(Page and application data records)

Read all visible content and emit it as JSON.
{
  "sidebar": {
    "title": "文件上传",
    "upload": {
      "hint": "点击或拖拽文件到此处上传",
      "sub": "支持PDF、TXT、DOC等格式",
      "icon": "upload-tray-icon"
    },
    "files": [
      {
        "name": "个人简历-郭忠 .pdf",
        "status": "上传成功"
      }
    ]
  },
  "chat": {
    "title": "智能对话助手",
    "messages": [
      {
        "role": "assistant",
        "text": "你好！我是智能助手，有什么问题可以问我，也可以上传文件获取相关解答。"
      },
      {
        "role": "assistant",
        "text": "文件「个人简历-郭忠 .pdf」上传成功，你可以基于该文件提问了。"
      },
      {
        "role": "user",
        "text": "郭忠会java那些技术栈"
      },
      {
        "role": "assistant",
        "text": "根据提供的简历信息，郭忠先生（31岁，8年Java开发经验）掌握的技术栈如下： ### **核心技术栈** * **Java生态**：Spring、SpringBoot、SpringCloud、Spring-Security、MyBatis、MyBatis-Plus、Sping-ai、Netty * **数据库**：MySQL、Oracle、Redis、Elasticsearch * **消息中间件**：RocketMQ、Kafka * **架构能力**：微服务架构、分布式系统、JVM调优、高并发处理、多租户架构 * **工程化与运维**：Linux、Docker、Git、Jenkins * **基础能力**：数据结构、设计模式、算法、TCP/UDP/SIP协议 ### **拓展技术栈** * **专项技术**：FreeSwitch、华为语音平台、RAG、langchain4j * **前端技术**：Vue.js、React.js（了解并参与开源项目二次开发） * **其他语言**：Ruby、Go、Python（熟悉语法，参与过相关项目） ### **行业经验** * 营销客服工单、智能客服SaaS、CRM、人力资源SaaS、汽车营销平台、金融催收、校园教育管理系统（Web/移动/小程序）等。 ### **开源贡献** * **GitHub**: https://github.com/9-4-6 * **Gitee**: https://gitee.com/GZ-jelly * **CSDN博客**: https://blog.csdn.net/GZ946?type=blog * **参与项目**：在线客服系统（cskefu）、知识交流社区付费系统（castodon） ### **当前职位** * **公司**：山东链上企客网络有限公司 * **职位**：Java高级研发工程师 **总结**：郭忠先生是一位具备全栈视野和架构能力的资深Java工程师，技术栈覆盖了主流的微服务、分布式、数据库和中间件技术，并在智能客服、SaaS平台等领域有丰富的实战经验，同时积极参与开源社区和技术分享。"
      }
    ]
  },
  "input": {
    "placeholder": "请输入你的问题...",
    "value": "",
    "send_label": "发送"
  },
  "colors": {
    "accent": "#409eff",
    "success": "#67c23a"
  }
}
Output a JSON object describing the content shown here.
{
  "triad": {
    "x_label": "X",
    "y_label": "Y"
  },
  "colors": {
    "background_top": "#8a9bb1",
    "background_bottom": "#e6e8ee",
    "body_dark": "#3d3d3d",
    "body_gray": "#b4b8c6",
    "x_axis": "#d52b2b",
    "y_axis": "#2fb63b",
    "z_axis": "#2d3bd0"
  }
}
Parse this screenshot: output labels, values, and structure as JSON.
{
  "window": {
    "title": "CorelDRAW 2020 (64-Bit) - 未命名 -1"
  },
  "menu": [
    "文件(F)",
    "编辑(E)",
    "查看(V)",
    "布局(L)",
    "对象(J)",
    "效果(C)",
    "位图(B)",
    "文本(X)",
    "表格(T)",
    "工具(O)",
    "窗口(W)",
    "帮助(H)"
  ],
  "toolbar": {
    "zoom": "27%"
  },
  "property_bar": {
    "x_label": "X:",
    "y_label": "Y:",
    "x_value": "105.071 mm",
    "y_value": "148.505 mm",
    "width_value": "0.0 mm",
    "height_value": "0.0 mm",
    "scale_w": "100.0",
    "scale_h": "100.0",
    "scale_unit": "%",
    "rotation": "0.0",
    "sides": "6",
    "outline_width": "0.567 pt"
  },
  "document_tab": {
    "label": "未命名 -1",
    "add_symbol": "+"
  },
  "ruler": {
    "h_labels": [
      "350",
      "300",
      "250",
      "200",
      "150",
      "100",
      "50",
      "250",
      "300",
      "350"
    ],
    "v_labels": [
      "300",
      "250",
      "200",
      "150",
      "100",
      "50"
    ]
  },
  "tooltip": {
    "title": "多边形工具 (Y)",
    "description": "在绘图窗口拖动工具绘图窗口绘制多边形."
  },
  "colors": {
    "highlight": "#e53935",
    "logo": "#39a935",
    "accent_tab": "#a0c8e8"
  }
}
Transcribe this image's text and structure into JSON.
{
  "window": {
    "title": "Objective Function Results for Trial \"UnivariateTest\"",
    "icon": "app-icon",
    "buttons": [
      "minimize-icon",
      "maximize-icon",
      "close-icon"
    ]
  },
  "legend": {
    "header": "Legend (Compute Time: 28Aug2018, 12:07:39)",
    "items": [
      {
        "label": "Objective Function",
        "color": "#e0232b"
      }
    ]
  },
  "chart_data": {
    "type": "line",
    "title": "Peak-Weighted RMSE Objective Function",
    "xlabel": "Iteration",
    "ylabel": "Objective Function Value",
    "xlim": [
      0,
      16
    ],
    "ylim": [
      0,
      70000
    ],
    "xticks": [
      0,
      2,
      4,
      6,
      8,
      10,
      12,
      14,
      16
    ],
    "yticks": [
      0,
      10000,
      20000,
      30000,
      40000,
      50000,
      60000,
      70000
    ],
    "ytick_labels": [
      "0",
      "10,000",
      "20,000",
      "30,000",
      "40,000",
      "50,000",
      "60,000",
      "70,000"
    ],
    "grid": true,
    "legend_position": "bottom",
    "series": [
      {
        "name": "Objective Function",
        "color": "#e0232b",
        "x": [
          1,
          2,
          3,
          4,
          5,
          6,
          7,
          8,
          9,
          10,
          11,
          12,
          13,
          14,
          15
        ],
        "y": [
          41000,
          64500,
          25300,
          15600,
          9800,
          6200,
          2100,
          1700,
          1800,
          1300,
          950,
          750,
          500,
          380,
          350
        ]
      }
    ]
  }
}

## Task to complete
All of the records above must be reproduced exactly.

## Result of this exercise
Read all visible content and emit it as JSON.
{
  "sidebar": {
    "title": "文件上传",
    "upload": {
      "hint": "点击或拖拽文件到此处上传",
      "sub": "支持PDF、TXT、DOC等格式",
      "icon": "upload-tray-icon"
    },
    "files": [
      {
        "name": "个人简历-郭忠 .pdf",
        "status": "上传成功"
      }
    ]
  },
  "chat": {
    "title": "智能对话助手",
    "messages": [
      {
        "role": "assistant",
        "text": "你好！我是智能助手，有什么问题可以问我，也可以上传文件获取相关解答。"
      },
      {
        "role": "assistant",
        "text": "文件「个人简历-郭忠 .pdf」上传成功，你可以基于该文件提问了。"
      },
      {
        "role": "user",
        "text": "郭忠会java那些技术栈"
      },
      {
        "role": "assistant",
        "text": "根据提供的简历信息，郭忠先生（31岁，8年Java开发经验）掌握的技术栈如下： ### **核心技术栈** * **Java生态**：Spring、SpringBoot、SpringCloud、Spring-Security、MyBatis、MyBatis-Plus、Sping-ai、Netty * **数据库**：MySQL、Oracle、Redis、Elasticsearch * **消息中间件**：RocketMQ、Kafka * **架构能力**：微服务架构、分布式系统、JVM调优、高并发处理、多租户架构 * **工程化与运维**：Linux、Docker、Git、Jenkins * **基础能力**：数据结构、设计模式、算法、TCP/UDP/SIP协议 ### **拓展技术栈** * **专项技术**：FreeSwitch、华为语音平台、RAG、langchain4j * **前端技术**：Vue.js、React.js（了解并参与开源项目二次开发） * **其他语言**：Ruby、Go、Python（熟悉语法，参与过相关项目） ### **行业经验** * 营销客服工单、智能客服SaaS、CRM、人力资源SaaS、汽车营销平台、金融催收、校园教育管理系统（Web/移动/小程序）等。 ### **开源贡献** * **GitHub**: https://github.com/9-4-6 * **Gitee**: https://gitee.com/GZ-jelly * **CSDN博客**: https://blog.csdn.net/GZ946?type=blog * **参与项目**：在线客服系统（cskefu）、知识交流社区付费系统（castodon） ### **当前职位** * **公司**：山东链上企客网络有限公司 * **职位**：Java高级研发工程师 **总结**：郭忠先生是一位具备全栈视野和架构能力的资深Java工程师，技术栈覆盖了主流的微服务、分布式、数据库和中间件技术，并在智能客服、SaaS平台等领域有丰富的实战经验，同时积极参与开源社区和技术分享。"
      }
    ]
  },
  "input": {
    "placeholder": "请输入你的问题...",
    "value": "",
    "send_label": "发送"
  },
  "colors": {
    "accent": "#409eff",
    "success": "#67c23a"
  }
}
Output a JSON object describing the content shown here.
{
  "triad": {
    "x_label": "X",
    "y_label": "Y"
  },
  "colors": {
    "background_top": "#8a9bb1",
    "background_bottom": "#e6e8ee",
    "body_dark": "#3d3d3d",
    "body_gray": "#b4b8c6",
    "x_axis": "#d52b2b",
    "y_axis": "#2fb63b",
    "z_axis": "#2d3bd0"
  }
}
Parse this screenshot: output labels, values, and structure as JSON.
{
  "window": {
    "title": "CorelDRAW 2020 (64-Bit) - 未命名 -1"
  },
  "menu": [
    "文件(F)",
    "编辑(E)",
    "查看(V)",
    "布局(L)",
    "对象(J)",
    "效果(C)",
    "位图(B)",
    "文本(X)",
    "表格(T)",
    "工具(O)",
    "窗口(W)",
    "帮助(H)"
  ],
  "toolbar": {
    "zoom": "27%"
  },
  "property_bar": {
    "x_label": "X:",
    "y_label": "Y:",
    "x_value": "105.071 mm",
    "y_value": "148.505 mm",
    "width_value": "0.0 mm",
    "height_value": "0.0 mm",
    "scale_w": "100.0",
    "scale_h": "100.0",
    "scale_unit": "%",
    "rotation": "0.0",
    "sides": "6",
    "outline_width": "0.567 pt"
  },
  "document_tab": {
    "label": "未命名 -1",
    "add_symbol": "+"
  },
  "ruler": {
    "h_labels": [
      "350",
      "300",
      "250",
      "200",
      "150",
      "100",
      "50",
      "250",
      "300",
      "350"
    ],
    "v_labels": [
      "300",
      "250",
      "200",
      "150",
      "100",
      "50"
    ]
  },
  "tooltip": {
    "title": "多边形工具 (Y)",
    "description": "在绘图窗口拖动工具绘图窗口绘制多边形."
  },
  "colors": {
    "highlight": "#e53935",
    "logo": "#39a935",
    "accent_tab": "#a0c8e8"
  }
}
Transcribe this image's text and structure into JSON.
{
  "window": {
    "title": "Objective Function Results for Trial \"UnivariateTest\"",
    "icon": "app-icon",
    "buttons": [
      "minimize-icon",
      "maximize-icon",
      "close-icon"
    ]
  },
  "legend": {
    "header": "Legend (Compute Time: 28Aug2018, 12:07:39)",
    "items": [
      {
        "label": "Objective Function",
        "color": "#e0232b"
      }
    ]
  },
  "chart_data": {
    "type": "line",
    "title": "Peak-Weighted RMSE Objective Function",
    "xlabel": "Iteration",
    "ylabel": "Objective Function Value",
    "xlim": [
      0,
      16
    ],
    "ylim": [
      0,
      70000
    ],
    "xticks": [
      0,
      2,
      4,
      6,
      8,
      10,
      12,
      14,
      16
    ],
    "yticks": [
      0,
      10000,
      20000,
      30000,
      40000,
      50000,
      60000,
      70000
    ],
    "ytick_labels": [
      "0",
      "10,000",
      "20,000",
      "30,000",
      "40,000",
      "50,000",
      "60,000",
      "70,000"
    ],
    "grid": true,
    "legend_position": "bottom",
    "series": [
      {
        "name": "Objective Function",
        "color": "#e0232b",
        "x": [
          1,
          2,
          3,
          4,
          5,
          6,
          7,
          8,
          9,
          10,
          11,
          12,
          13,
          14,
          15
        ],
        "y": [
          41000,
          64500,
          25300,
          15600,
          9800,
          6200,
          2100,
          1700,
          1800,
          1300,
          950,
          750,
          500,
          380,
          350
        ]
      }
    ]
  }
}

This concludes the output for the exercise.